Yesterday, I was told a piece of good news, about a sudden and unexpected family reconciliation. It stayed with me all day. Later, I watched the early evening news and then an excellent film, The Lady in the Van – Maggi Smith at her best.

The film was about goodness, as was my friend’s story. Both were good news in the fullest sense. They held, or contained, the events of the day. They held them together.

My friend’s story was a quiet interruption of the treadmill rhythm of world events, the continual downward thrust of life. The same is true of the story about the man who took in the van lady, in the film – and also in real life. Both are an interruption of the normal course of events. In each of these situations something good is working into the less good aspects of human nature, and thus of life as we know it.

This good must be energised by something or someone, in order for it to work. Something must enliven it, like the goodness of the created world, whatever scientists may say about the universe creating itself out of nothing. Goodness is not a created thing. It simply is. It works in the immediacy of the moment.

Something that works must have a purpose. Goodness is worked as love, which is its purpose. This is not to say that it has demonstrable reasons for working, especially in situations where goodness seems unwarranted and therefore incomprehensible to most of us. The neighbours in the film, all good people in their way, did not know how to respond to unwarranted goodness, goodness which goes beyond ‘doing the right thing’.

Goodness proceeds from something, or someone, greater than the person who is doing good to someone else.
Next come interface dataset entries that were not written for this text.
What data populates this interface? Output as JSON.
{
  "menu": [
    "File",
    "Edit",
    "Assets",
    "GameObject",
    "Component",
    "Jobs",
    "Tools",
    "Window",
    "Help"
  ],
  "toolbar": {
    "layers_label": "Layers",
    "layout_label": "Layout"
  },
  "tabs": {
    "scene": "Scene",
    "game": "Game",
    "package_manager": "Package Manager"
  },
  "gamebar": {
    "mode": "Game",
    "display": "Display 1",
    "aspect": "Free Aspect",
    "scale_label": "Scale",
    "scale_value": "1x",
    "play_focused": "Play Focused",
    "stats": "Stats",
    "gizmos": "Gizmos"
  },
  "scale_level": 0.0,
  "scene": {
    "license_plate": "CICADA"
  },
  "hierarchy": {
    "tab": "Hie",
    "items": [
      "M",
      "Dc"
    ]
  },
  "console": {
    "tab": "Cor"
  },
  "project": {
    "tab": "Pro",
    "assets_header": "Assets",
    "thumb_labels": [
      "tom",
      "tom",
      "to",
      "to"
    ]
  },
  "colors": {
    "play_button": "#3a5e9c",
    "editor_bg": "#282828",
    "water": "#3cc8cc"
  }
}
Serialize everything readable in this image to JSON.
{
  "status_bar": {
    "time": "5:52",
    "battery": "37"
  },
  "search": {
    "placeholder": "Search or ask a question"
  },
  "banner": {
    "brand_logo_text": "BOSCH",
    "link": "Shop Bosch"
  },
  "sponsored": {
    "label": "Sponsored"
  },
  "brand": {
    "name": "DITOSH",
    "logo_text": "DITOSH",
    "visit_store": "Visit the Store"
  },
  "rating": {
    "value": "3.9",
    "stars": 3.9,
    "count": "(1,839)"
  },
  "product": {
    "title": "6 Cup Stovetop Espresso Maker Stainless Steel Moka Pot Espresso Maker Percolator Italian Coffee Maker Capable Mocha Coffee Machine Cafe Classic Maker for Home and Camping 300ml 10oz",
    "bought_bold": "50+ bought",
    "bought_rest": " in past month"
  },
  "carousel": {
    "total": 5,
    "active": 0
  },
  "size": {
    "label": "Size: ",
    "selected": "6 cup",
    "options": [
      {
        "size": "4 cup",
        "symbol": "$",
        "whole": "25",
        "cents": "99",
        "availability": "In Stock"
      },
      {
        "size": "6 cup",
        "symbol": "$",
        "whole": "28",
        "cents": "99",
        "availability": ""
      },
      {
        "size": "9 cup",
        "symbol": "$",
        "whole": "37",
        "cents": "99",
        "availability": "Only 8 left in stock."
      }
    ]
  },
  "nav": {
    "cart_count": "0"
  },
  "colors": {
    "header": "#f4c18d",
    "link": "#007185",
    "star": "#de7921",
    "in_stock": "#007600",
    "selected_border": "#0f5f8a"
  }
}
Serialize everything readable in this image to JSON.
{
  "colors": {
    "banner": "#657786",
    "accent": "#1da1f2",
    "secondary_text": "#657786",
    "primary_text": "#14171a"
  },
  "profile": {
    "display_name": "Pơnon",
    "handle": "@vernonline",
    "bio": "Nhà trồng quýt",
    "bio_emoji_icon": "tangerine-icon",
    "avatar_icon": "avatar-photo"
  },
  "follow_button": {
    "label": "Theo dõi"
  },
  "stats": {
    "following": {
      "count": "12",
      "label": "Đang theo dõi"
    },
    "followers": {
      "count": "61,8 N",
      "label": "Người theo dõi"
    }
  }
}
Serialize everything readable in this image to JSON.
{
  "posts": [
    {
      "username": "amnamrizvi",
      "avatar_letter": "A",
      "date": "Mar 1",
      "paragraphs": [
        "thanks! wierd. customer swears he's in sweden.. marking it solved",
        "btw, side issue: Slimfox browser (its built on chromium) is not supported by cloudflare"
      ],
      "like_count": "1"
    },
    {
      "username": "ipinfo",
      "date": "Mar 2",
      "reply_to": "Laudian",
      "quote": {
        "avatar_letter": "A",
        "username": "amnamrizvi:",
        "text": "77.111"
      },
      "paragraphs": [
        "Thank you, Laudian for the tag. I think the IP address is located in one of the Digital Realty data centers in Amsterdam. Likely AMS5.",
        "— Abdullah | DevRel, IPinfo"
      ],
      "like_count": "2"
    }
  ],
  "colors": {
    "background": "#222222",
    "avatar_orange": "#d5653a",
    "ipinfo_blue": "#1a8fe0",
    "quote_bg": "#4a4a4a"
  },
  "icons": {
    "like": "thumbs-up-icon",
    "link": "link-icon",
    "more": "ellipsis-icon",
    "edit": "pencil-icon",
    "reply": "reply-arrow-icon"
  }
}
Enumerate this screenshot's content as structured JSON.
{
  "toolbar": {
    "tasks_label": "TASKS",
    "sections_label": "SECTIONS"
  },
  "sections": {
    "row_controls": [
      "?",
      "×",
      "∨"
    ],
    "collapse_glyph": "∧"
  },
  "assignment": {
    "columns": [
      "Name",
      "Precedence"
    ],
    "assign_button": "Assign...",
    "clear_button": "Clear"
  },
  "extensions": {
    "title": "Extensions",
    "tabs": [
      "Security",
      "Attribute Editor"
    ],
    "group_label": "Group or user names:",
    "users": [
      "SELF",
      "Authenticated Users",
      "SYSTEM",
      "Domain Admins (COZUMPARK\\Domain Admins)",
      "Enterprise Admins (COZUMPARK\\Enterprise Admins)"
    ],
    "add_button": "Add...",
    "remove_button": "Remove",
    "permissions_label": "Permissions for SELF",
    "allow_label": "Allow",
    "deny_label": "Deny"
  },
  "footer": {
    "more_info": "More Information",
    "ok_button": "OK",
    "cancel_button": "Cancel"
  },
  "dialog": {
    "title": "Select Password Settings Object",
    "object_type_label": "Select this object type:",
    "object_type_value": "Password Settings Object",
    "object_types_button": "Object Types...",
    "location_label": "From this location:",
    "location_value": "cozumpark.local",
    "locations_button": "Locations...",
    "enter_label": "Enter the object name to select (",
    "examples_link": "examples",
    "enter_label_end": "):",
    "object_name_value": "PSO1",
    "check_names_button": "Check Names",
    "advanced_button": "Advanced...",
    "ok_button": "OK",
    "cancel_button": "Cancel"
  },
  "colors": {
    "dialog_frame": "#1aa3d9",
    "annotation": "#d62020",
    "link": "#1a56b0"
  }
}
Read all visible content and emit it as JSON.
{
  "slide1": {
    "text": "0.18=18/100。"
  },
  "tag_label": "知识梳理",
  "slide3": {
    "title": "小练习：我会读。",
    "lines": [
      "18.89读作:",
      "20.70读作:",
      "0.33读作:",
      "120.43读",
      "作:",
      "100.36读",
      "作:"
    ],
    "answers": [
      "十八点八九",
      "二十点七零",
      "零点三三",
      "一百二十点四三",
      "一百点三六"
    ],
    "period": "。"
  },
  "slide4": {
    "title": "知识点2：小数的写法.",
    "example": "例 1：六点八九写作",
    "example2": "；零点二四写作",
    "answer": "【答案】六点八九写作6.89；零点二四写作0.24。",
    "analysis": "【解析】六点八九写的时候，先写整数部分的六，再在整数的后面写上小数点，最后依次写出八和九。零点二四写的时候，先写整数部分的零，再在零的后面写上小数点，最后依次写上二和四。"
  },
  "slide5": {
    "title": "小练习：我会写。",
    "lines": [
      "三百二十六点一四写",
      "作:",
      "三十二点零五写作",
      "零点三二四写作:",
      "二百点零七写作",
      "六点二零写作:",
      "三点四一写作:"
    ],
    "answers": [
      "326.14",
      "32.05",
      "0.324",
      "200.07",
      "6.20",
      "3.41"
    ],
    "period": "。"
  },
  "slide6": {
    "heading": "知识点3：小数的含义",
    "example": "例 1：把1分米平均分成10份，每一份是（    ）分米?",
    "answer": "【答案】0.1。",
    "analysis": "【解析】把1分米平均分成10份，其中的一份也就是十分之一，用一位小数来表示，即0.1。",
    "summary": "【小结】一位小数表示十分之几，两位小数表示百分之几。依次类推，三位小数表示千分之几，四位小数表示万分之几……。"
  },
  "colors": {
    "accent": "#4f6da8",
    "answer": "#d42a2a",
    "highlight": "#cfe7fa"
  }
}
It effects a transformation. A single good act done without duplicity, or kind word spoken sincerely, effects permanent change, even if its permanence seems hard to believe in at times. Its effect does not even depend on another person’s willingness to receive it. Neither does it wait on gratitude. It is unconditional. Goodness, or caring, as Alan Bennet tells the social worker, is about dirt, to put it politely. Or, as seems the case with the family I was told about, something which comes under the heading of revelation, a moment of truth or understanding about the way things really are.

This suggests that goodness derives from some form of original truth. Something is given which enables someone to recognise that another person or situation is in need of unalloyed goodness. Recognising this need can take a person unawares. It effects change in the most cynical mindset. Perhaps goodness, and the change it effects in both giver and receiver, has to do with prevenient grace, the goodness lying dormant in people, the God-shaped space in their inner being.

Perhaps the good person understands at depth the reality of that grace, or re-creative goodness, which also lies waiting in the mind or heart of the suffering or angry person. They sense that it is there, waiting to be touched into life and transformed by the author of all goodness, through whatever they are about to do or say to that person.

At the same time, the purpose of any good act or word can also be obscured by the sometimes pre-conceived view of the person saying it. Good people are not always likeable – think of the whisky priest in Graham Green’s The Power and the Glory. Good people seldom think of themselves as good, especially when being good takes them way over their tolerance threshold for ‘doing the right thing’.

The purpose of goodness is to bring ‘life in all its fullness’ to others, or to awaken them to what they are missing when grace, as it is sourced in Love, is refused or ignored. This was the purpose of the life, death and resurrection of Jesus Christ.